Business owners call for immediate resolution in Dublin Bus dispute
Business owners in the city centre have called for an immediate resolution to be found in the Dublin Bus dispute after the “quietest Saturday" the city has ever seen.
Yesterday’s action by bus workers saw a huge plunge in business, with sales in some stores down by 60pc.
Retail Excellence Ireland (REI) chief executive David Fitzsimons said some retailers closed their stores early in the afternoon.
On a day that shopkeepers described as the "quietest Saturday ever", thousands of shoppers avoided the city centre as a row between Dublin Bus management and staff over pay escalated into a sixth day of strike action.
The strikes have cost Dublin Bus more than €4m so far.
"Dublin retailers have had a lot to contend with in recent months, including the Luas Cross City construction works and the lack of visitor coach parking facilities in the city. When you are talking to large national retail chains who are considering closing their Dublin stores early, you know that the situation is bleak."
Drivers went on strike in pursuit of a 15pc pay increase earlier this month. Workers at the company previously rejected an 8.25pc pay rise suggested by the Labour Court.
A further 11 days of strike action are planned for the coming weeks.
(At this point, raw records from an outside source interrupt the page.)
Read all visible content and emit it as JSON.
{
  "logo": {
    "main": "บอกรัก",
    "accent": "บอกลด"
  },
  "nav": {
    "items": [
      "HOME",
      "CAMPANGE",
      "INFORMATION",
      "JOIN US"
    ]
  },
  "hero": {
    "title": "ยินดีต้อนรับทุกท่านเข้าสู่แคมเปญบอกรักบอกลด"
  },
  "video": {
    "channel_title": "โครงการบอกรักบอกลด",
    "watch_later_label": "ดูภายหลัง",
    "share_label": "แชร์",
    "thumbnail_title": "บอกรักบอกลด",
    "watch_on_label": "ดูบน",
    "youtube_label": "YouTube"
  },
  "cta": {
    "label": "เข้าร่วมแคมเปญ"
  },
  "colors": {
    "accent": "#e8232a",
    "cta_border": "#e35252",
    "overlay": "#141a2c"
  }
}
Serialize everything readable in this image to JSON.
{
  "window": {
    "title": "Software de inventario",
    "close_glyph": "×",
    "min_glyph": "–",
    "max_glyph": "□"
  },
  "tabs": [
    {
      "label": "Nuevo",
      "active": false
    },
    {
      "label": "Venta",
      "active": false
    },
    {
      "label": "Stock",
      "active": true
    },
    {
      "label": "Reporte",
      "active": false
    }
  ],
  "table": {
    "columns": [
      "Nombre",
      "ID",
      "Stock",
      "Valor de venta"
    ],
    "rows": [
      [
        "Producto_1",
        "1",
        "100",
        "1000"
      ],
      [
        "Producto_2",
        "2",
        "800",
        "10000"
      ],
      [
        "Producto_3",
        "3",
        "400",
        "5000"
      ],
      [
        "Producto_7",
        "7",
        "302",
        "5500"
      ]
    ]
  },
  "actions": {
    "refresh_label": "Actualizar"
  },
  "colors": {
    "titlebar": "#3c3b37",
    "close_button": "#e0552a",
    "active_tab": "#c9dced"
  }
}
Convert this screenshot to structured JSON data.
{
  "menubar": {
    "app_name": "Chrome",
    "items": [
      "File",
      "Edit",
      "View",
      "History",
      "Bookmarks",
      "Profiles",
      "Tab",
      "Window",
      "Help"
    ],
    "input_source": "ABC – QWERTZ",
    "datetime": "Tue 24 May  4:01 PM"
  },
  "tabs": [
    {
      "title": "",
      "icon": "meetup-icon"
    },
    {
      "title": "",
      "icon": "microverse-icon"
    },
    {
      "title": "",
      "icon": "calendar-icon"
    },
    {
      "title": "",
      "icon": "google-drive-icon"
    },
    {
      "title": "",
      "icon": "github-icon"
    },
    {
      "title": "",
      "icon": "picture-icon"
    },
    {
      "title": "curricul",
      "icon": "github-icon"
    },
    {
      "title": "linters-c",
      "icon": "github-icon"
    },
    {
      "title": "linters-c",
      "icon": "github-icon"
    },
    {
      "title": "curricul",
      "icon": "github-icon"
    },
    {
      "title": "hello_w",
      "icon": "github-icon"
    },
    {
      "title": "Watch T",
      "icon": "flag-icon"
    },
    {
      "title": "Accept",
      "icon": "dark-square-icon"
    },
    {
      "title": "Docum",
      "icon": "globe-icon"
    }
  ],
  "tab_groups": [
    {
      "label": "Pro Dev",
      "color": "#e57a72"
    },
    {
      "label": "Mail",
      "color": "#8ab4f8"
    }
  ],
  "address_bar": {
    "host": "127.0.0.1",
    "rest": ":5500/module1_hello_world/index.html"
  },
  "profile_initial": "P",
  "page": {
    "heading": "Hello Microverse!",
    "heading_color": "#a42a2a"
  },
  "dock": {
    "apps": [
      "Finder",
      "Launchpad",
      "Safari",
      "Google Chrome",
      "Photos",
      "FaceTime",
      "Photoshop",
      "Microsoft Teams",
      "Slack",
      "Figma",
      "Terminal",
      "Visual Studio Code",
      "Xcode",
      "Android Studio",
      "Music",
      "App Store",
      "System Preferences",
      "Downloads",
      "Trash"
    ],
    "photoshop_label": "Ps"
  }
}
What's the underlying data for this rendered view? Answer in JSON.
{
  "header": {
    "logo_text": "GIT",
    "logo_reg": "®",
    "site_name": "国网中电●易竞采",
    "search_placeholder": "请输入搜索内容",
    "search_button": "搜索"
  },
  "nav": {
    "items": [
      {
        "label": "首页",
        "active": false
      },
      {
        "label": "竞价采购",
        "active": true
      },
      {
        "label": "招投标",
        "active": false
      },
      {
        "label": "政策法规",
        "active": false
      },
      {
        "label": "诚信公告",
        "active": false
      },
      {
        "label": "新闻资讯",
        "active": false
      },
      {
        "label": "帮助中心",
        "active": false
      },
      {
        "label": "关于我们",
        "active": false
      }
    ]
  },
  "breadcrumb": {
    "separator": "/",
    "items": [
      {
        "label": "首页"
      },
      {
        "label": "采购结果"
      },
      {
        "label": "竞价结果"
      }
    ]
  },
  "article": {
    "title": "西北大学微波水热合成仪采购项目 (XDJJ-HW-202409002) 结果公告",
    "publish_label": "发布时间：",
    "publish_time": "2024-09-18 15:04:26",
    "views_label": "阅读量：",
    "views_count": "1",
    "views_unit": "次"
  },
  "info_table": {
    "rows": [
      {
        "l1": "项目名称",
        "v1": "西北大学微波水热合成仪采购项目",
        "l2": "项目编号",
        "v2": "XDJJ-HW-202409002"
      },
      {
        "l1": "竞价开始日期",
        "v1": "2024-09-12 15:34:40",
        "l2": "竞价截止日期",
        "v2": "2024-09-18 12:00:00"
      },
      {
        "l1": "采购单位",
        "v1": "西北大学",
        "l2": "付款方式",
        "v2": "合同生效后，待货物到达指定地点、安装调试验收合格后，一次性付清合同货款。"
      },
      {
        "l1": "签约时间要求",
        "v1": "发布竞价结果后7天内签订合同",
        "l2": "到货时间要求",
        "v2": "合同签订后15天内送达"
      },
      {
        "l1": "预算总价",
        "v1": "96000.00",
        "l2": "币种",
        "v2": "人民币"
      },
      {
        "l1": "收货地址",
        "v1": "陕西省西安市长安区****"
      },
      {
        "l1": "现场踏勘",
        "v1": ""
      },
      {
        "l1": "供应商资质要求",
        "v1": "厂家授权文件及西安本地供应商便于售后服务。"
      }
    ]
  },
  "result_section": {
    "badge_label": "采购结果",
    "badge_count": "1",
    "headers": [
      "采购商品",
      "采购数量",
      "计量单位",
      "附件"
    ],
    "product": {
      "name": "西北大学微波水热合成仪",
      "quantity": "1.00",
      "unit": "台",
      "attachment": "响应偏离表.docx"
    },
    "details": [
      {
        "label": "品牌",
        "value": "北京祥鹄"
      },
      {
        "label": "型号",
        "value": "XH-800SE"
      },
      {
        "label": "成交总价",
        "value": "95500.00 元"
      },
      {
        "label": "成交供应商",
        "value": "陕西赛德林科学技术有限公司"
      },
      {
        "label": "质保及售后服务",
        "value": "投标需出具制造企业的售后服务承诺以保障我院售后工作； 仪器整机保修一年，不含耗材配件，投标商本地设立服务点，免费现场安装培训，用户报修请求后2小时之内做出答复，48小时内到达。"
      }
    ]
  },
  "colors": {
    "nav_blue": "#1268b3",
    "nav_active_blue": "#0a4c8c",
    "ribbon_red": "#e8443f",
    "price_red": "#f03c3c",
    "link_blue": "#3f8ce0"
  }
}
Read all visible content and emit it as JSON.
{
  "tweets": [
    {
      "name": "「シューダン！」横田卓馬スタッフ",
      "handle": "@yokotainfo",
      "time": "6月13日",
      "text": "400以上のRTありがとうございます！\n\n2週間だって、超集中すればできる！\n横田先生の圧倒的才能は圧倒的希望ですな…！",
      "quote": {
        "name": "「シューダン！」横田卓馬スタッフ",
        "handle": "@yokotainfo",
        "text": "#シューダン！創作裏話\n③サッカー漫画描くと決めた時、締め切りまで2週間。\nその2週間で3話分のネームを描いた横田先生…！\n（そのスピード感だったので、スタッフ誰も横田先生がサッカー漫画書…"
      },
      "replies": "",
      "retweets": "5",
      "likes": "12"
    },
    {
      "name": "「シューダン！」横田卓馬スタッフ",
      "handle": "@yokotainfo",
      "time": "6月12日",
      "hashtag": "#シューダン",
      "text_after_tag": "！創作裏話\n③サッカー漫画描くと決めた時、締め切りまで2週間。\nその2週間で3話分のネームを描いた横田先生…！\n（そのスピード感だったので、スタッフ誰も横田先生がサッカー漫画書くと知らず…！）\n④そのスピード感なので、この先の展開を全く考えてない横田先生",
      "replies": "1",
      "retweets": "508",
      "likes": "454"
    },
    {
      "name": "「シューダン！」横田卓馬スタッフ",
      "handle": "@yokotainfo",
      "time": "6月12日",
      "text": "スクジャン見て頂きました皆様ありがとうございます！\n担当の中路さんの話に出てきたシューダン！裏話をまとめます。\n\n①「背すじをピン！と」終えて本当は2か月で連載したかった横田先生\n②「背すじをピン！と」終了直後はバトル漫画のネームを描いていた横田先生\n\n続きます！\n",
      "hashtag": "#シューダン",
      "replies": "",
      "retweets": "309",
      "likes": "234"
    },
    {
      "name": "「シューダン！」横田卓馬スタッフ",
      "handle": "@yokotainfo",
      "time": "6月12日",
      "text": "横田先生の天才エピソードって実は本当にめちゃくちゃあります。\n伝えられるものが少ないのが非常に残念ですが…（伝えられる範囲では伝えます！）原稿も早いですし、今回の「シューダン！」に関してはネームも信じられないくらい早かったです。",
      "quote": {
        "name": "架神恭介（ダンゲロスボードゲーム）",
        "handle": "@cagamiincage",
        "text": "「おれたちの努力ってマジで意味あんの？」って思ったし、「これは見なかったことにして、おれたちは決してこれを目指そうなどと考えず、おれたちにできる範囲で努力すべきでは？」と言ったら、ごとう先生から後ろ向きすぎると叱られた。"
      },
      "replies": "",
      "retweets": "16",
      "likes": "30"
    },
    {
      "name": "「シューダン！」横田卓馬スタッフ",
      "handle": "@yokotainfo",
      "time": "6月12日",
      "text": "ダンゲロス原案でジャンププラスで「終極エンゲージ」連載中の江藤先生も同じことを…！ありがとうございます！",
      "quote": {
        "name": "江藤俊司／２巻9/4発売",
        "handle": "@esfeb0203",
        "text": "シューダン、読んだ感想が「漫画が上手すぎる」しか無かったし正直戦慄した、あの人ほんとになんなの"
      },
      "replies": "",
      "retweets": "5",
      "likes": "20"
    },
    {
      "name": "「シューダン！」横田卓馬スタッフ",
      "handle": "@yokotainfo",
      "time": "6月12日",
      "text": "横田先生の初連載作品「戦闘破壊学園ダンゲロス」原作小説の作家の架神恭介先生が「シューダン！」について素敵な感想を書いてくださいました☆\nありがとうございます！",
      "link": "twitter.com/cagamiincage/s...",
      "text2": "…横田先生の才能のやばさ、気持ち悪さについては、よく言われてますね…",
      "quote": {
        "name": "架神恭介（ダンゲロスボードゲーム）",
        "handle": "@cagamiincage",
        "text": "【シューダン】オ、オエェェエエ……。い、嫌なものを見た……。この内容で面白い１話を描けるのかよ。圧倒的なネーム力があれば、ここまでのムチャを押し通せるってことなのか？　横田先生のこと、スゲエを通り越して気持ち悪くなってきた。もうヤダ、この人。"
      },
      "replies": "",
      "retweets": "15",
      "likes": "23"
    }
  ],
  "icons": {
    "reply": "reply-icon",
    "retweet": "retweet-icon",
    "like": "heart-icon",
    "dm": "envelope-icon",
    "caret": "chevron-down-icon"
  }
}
Staff will strike on Tuesday and Wednesday before a third day of industrial action on Saturday, the day Dublin face Mayo in the All Ireland final replay.
Meanwhile, The National Bus and Railworkers Union have agree to attend talks at the Workplace Relations Commission for exploratory talks tomorrow.
General Secretary Dermot O'Leary said: "Whilst the request to attend at talks without preconditions is something the trade unions have long been calling for, the fact is that our members are extremely angry that the inaction to date by the company and the Department of Transport has caused severe disruption to commuters and staff alike.”